Related Characters: Lincoln (speaker), Booth
Page Number: 49
Explanation and Analysis:

I slump down and close my eyes. And he goes out thuh other way. More come in. Uh whole day full. Bunches of kids, little good for nothings, in they school uniforms. Businessmen smelling like two for one martinis. Tourists in they theme park t-shirts trying to catch it on film. Housewives with they mouths closed tight, shooting more than once.

(Rest)

They all get so into it. I do my best for them. And now they talk bout cutting me, replacing me with uh wax dummy.

Related Characters: Lincoln (speaker), Booth
Page Number: 50
Explanation and Analysis:
Scene Six Quotes

All she knew was you couldnt get it up. You couldnt get it up with her so in her head you was tired of her and had gone out to screw somebody new and this time maybe werent never coming back.

(Rest)

She had me pour her a drink or 2. I didnt want to. She wanted to get back at you by having some fun of her own and when I told her to go out and have it, she said she wanted to have her fun right here. With me.

(Rest)

And then, just like that, she changed her mind.

(Rest)

But she’d hooked me. That bad part of me that I fight down everyday. You beat yrs down and it stays there dead but mine keeps coming up for another round. And the bad part of me took her clothing off and carried her into thuh bed and had her, Link, yr Cookie. It wasnt just thuh bad part of me it was all of me, man, I had her. Yr damn wife. Right in that bed.
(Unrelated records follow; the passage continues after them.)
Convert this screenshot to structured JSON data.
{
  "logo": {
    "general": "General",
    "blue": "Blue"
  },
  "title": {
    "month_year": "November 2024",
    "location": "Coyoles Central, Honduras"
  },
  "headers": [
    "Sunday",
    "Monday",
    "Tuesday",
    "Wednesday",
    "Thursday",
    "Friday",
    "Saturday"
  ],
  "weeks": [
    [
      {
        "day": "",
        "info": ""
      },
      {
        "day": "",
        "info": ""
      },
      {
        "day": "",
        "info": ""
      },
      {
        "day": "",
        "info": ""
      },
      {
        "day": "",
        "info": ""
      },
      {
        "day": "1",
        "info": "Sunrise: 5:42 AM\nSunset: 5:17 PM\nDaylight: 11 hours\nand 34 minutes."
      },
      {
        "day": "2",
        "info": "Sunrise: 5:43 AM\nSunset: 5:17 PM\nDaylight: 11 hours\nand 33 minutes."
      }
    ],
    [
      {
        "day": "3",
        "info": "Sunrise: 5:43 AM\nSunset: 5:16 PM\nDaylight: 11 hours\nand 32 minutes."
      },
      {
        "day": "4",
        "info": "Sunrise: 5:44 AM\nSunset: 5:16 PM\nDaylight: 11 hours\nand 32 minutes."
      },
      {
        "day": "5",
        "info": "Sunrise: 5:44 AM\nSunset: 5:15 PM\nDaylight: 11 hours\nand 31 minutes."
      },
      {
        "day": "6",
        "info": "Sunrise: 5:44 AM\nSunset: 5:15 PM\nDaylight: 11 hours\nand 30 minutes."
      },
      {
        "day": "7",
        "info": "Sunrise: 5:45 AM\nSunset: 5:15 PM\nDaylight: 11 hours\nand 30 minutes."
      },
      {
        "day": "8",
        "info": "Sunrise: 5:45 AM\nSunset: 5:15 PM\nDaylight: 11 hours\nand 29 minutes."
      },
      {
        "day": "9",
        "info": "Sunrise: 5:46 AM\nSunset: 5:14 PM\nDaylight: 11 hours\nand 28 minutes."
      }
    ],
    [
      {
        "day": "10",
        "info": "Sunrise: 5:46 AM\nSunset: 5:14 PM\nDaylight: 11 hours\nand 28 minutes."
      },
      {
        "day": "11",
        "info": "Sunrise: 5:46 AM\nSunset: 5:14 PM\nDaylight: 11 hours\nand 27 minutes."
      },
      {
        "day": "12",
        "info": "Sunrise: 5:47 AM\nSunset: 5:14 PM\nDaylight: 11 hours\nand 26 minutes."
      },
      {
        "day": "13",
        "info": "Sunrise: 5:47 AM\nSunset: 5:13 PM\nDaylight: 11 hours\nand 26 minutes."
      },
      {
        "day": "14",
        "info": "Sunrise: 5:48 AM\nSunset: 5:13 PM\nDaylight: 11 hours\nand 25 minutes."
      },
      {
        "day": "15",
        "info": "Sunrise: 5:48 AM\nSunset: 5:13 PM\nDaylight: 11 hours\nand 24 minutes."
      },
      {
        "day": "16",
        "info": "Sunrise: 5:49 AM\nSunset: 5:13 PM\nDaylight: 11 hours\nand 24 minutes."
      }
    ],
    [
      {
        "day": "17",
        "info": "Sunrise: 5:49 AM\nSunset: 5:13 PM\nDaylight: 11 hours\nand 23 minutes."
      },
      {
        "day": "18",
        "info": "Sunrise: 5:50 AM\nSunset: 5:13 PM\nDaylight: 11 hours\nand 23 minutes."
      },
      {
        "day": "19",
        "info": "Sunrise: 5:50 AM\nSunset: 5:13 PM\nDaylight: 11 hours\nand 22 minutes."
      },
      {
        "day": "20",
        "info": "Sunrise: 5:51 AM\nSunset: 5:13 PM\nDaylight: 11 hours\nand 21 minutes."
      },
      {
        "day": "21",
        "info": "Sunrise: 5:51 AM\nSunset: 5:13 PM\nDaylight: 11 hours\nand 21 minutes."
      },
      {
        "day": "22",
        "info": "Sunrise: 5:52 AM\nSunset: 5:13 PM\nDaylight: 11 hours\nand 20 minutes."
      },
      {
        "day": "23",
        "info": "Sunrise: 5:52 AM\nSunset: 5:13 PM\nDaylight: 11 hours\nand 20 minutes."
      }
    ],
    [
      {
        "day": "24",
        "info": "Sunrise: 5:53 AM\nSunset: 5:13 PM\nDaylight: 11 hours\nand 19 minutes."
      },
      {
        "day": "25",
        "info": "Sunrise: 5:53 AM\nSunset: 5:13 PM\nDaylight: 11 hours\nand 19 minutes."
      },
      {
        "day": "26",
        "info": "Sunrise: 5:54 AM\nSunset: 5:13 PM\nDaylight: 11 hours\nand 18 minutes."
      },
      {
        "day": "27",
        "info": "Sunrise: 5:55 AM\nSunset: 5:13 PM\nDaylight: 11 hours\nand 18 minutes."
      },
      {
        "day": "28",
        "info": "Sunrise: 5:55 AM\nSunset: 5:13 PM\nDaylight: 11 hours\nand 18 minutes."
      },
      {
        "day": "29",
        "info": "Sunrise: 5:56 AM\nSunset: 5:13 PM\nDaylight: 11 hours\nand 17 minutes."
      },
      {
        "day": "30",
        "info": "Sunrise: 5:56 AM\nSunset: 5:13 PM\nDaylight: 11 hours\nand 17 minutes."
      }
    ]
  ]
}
Related Characters: Booth (speaker), Lincoln, Cookie
Page Number: 93
Explanation and Analysis: